> **Your goal**: Reproduce the records below exactly as they appear.

*** Opening of Task material ***

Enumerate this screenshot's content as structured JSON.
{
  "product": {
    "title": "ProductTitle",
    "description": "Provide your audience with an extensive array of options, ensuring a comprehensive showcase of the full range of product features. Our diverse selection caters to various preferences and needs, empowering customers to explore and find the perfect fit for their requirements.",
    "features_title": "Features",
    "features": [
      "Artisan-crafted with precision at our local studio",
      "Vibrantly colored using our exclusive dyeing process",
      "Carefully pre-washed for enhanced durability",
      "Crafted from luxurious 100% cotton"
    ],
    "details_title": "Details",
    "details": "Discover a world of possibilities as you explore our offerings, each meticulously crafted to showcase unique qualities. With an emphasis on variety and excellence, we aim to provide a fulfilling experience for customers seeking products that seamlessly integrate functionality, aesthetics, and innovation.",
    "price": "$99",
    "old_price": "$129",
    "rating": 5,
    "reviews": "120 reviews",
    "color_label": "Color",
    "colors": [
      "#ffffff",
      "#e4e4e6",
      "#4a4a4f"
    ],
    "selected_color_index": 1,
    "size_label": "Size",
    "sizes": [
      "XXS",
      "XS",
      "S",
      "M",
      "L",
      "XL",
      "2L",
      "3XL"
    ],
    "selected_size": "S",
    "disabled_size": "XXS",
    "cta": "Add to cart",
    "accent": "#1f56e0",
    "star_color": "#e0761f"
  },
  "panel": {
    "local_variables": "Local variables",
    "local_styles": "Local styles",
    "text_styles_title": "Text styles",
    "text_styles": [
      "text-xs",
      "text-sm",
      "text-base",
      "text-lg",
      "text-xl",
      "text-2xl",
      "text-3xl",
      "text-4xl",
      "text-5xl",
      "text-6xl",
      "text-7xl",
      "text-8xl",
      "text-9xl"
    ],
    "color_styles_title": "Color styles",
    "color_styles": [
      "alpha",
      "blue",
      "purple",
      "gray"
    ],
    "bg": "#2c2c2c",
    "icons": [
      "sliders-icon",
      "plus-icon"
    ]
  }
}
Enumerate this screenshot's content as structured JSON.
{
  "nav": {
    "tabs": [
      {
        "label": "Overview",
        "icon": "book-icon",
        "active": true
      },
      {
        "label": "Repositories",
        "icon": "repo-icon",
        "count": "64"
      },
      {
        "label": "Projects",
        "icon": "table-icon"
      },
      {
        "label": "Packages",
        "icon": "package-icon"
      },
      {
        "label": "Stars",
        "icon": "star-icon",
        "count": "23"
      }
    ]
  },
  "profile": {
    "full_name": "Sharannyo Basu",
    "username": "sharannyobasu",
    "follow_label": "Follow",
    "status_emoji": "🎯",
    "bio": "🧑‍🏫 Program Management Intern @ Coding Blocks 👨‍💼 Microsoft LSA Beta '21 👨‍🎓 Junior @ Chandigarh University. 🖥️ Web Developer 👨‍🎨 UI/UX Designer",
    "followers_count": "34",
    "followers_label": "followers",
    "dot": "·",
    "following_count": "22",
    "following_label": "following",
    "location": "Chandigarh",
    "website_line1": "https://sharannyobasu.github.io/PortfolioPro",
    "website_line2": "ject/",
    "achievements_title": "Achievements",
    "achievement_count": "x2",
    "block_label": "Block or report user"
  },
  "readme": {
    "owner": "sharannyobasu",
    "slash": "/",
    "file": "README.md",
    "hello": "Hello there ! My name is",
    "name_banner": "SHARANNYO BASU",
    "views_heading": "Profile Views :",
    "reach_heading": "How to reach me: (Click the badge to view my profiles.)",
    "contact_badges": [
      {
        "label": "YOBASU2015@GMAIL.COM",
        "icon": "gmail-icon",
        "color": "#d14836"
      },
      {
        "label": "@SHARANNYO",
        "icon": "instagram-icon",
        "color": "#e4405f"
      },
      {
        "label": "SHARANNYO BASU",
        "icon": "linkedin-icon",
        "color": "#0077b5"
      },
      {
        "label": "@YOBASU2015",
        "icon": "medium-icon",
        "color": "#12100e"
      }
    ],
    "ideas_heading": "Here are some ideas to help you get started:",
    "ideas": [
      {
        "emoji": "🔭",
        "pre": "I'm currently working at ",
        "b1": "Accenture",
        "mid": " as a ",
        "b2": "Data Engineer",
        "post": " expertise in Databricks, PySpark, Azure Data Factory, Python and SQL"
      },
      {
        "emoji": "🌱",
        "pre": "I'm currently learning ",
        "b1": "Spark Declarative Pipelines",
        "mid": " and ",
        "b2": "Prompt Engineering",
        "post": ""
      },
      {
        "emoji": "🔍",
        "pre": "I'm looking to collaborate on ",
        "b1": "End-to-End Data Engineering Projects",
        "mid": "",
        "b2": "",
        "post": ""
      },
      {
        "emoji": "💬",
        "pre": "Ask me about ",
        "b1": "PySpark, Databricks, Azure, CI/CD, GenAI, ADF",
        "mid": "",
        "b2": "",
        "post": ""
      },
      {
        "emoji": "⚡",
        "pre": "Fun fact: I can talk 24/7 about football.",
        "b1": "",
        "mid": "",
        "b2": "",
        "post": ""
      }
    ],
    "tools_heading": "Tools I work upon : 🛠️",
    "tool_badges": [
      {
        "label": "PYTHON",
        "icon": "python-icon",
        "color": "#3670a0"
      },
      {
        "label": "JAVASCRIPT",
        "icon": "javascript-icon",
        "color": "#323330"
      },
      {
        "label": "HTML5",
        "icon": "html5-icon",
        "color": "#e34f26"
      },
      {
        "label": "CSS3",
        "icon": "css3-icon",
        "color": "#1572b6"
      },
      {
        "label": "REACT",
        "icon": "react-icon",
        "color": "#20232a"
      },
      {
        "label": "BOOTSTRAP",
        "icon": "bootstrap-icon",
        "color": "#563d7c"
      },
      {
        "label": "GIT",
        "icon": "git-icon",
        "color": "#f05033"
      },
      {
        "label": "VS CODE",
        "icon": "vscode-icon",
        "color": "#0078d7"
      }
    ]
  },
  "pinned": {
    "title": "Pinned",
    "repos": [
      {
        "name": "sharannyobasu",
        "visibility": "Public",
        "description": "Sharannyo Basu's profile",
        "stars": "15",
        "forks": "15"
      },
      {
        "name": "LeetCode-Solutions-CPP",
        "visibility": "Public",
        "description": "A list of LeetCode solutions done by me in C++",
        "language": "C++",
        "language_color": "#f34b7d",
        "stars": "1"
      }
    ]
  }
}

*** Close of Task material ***

> **Answer to the problem**:
Enumerate this screenshot's content as structured JSON.
{
  "product": {
    "title": "ProductTitle",
    "description": "Provide your audience with an extensive array of options, ensuring a comprehensive showcase of the full range of product features. Our diverse selection caters to various preferences and needs, empowering customers to explore and find the perfect fit for their requirements.",
    "features_title": "Features",
    "features": [
      "Artisan-crafted with precision at our local studio",
      "Vibrantly colored using our exclusive dyeing process",
      "Carefully pre-washed for enhanced durability",
      "Crafted from luxurious 100% cotton"
    ],
    "details_title": "Details",
    "details": "Discover a world of possibilities as you explore our offerings, each meticulously crafted to showcase unique qualities. With an emphasis on variety and excellence, we aim to provide a fulfilling experience for customers seeking products that seamlessly integrate functionality, aesthetics, and innovation.",
    "price": "$99",
    "old_price": "$129",
    "rating": 5,
    "reviews": "120 reviews",
    "color_label": "Color",
    "colors": [
      "#ffffff",
      "#e4e4e6",
      "#4a4a4f"
    ],
    "selected_color_index": 1,
    "size_label": "Size",
    "sizes": [
      "XXS",
      "XS",
      "S",
      "M",
      "L",
      "XL",
      "2L",
      "3XL"
    ],
    "selected_size": "S",
    "disabled_size": "XXS",
    "cta": "Add to cart",
    "accent": "#1f56e0",
    "star_color": "#e0761f"
  },
  "panel": {
    "local_variables": "Local variables",
    "local_styles": "Local styles",
    "text_styles_title": "Text styles",
    "text_styles": [
      "text-xs",
      "text-sm",
      "text-base",
      "text-lg",
      "text-xl",
      "text-2xl",
      "text-3xl",
      "text-4xl",
      "text-5xl",
      "text-6xl",
      "text-7xl",
      "text-8xl",
      "text-9xl"
    ],
    "color_styles_title": "Color styles",
    "color_styles": [
      "alpha",
      "blue",
      "purple",
      "gray"
    ],
    "bg": "#2c2c2c",
    "icons": [
      "sliders-icon",
      "plus-icon"
    ]
  }
}
Enumerate this screenshot's content as structured JSON.
{
  "nav": {
    "tabs": [
      {
        "label": "Overview",
        "icon": "book-icon",
        "active": true
      },
      {
        "label": "Repositories",
        "icon": "repo-icon",
        "count": "64"
      },
      {
        "label": "Projects",
        "icon": "table-icon"
      },
      {
        "label": "Packages",
        "icon": "package-icon"
      },
      {
        "label": "Stars",
        "icon": "star-icon",
        "count": "23"
      }
    ]
  },
  "profile": {
    "full_name": "Sharannyo Basu",
    "username": "sharannyobasu",
    "follow_label": "Follow",
    "status_emoji": "🎯",
    "bio": "🧑‍🏫 Program Management Intern @ Coding Blocks 👨‍💼 Microsoft LSA Beta '21 👨‍🎓 Junior @ Chandigarh University. 🖥️ Web Developer 👨‍🎨 UI/UX Designer",
    "followers_count": "34",
    "followers_label": "followers",
    "dot": "·",
    "following_count": "22",
    "following_label": "following",
    "location": "Chandigarh",
    "website_line1": "https://sharannyobasu.github.io/PortfolioPro",
    "website_line2": "ject/",
    "achievements_title": "Achievements",
    "achievement_count": "x2",
    "block_label": "Block or report user"
  },
  "readme": {
    "owner": "sharannyobasu",
    "slash": "/",
    "file": "README.md",
    "hello": "Hello there ! My name is",
    "name_banner": "SHARANNYO BASU",
    "views_heading": "Profile Views :",
    "reach_heading": "How to reach me: (Click the badge to view my profiles.)",
    "contact_badges": [
      {
        "label": "YOBASU2015@GMAIL.COM",
        "icon": "gmail-icon",
        "color": "#d14836"
      },
      {
        "label": "@SHARANNYO",
        "icon": "instagram-icon",
        "color": "#e4405f"
      },
      {
        "label": "SHARANNYO BASU",
        "icon": "linkedin-icon",
        "color": "#0077b5"
      },
      {
        "label": "@YOBASU2015",
        "icon": "medium-icon",
        "color": "#12100e"
      }
    ],
    "ideas_heading": "Here are some ideas to help you get started:",
    "ideas": [
      {
        "emoji": "🔭",
        "pre": "I'm currently working at ",
        "b1": "Accenture",
        "mid": " as a ",
        "b2": "Data Engineer",
        "post": " expertise in Databricks, PySpark, Azure Data Factory, Python and SQL"
      },
      {
        "emoji": "🌱",
        "pre": "I'm currently learning ",
        "b1": "Spark Declarative Pipelines",
        "mid": " and ",
        "b2": "Prompt Engineering",
        "post": ""
      },
      {
        "emoji": "🔍",
        "pre": "I'm looking to collaborate on ",
        "b1": "End-to-End Data Engineering Projects",
        "mid": "",
        "b2": "",
        "post": ""
      },
      {
        "emoji": "💬",
        "pre": "Ask me about ",
        "b1": "PySpark, Databricks, Azure, CI/CD, GenAI, ADF",
        "mid": "",
        "b2": "",
        "post": ""
      },
      {
        "emoji": "⚡",
        "pre": "Fun fact: I can talk 24/7 about football.",
        "b1": "",
        "mid": "",
        "b2": "",
        "post": ""
      }
    ],
    "tools_heading": "Tools I work upon : 🛠️",
    "tool_badges": [
      {
        "label": "PYTHON",
        "icon": "python-icon",
        "color": "#3670a0"
      },
      {
        "label": "JAVASCRIPT",
        "icon": "javascript-icon",
        "color": "#323330"
      },
      {
        "label": "HTML5",
        "icon": "html5-icon",
        "color": "#e34f26"
      },
      {
        "label": "CSS3",
        "icon": "css3-icon",
        "color": "#1572b6"
      },
      {
        "label": "REACT",
        "icon": "react-icon",
        "color": "#20232a"
      },
      {
        "label": "BOOTSTRAP",
        "icon": "bootstrap-icon",
        "color": "#563d7c"
      },
      {
        "label": "GIT",
        "icon": "git-icon",
        "color": "#f05033"
      },
      {
        "label": "VS CODE",
        "icon": "vscode-icon",
        "color": "#0078d7"
      }
    ]
  },
  "pinned": {
    "title": "Pinned",
    "repos": [
      {
        "name": "sharannyobasu",
        "visibility": "Public",
        "description": "Sharannyo Basu's profile",
        "stars": "15",
        "forks": "15"
      },
      {
        "name": "LeetCode-Solutions-CPP",
        "visibility": "Public",
        "description": "A list of LeetCode solutions done by me in C++",
        "language": "C++",
        "language_color": "#f34b7d",
        "stars": "1"
      }
    ]
  }
}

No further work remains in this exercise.